The hottest debate raging right now among the leading lights of the Federal Reserve System is how soon to end quantitative easing, specifically the latest program under which the Fed buys $85 billion of Treasury and mortgage bonds every month.  QE has arguably been a factor in the gradual reduction of unemployment from 8% to the most recent 7.5% figure.  However, there seems to be little doubt that, by depressing rates on low-risk bonds, the Fed has encouraged a frothy run-up in prices of equities and junk bonds.  Thus, notes the Wall Street Journal: "The presidents of the Dallas, Richmond and Philadelphia Federal Reserve banks, long skeptics of the wisdom of the bond buying, said this week that they would like to see the purchases scaled back immediately."

Others are not convinced. Boston Fed President Eric Rosengren said that recent economic data "could lead one to argue that policy has not been sufficiently accommodative."  Over on the West Coast, they're hopeful, but expect labor conditions to improve before scaling back stimulus: "Assuming my economic forecast holds true and various labor-market indicators continue to register appreciable improvement in coming months, we could reduce somewhat the pace of our securities purchases, perhaps as early as this summer," says SFO Fed President John Williams. "Then, if all goes as hoped, we could end the purchase program sometime late this year."

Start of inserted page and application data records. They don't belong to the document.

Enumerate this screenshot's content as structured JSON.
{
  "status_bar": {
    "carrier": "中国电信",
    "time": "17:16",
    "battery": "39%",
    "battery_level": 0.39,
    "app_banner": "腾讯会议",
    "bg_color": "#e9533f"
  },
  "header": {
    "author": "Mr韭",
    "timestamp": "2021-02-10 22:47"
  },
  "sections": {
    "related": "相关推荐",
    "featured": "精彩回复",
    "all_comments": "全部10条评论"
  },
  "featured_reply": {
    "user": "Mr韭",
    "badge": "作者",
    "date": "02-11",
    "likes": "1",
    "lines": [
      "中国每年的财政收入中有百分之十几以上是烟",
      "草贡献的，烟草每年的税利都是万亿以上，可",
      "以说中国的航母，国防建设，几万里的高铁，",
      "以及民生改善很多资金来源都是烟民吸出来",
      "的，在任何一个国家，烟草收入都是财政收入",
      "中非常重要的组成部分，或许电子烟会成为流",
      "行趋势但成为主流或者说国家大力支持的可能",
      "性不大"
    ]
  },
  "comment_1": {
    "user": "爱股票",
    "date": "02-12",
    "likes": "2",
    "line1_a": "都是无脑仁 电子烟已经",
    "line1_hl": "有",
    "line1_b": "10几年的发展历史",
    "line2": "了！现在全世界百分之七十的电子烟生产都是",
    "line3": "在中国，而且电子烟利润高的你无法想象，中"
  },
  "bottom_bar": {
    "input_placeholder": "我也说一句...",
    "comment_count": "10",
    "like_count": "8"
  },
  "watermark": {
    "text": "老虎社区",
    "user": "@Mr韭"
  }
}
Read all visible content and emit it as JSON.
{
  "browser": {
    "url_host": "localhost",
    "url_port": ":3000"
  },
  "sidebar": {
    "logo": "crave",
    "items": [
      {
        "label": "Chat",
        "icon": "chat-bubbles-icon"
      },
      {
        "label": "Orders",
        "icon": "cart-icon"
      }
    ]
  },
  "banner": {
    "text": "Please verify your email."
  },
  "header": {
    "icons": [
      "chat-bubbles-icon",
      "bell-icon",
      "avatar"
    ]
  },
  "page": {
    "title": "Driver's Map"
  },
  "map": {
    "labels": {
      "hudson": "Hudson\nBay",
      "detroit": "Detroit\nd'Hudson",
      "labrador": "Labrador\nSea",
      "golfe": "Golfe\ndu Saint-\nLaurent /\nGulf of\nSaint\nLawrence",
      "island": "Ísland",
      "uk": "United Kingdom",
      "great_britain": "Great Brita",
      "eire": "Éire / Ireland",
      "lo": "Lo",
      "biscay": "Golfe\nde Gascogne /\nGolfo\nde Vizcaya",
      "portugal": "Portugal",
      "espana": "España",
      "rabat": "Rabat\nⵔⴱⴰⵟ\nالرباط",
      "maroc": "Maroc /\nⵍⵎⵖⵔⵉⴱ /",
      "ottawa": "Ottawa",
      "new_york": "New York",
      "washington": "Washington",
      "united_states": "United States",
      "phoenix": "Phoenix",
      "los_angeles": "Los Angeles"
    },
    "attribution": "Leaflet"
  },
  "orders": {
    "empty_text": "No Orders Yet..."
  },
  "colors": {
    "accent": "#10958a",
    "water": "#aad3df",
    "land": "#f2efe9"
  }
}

All of this divergence of opinion is layered over a consensus that inflation is hitting the Fed's 2% target. Falling prices could unite the easing and tightening factions in the short-term.  Even "hawkish" Fed governors such as Philadelphia's Charles Plosser agree that any appearance of deflation would be a "game-changer".  If deflation should rear its ugly head, then even an increase in bond purchases would be called for, says Plosser, to show “our commitment that we are willing to provide money at a pace to keep inflation where we want.”

No comments:

Post a Comment

Popular Posts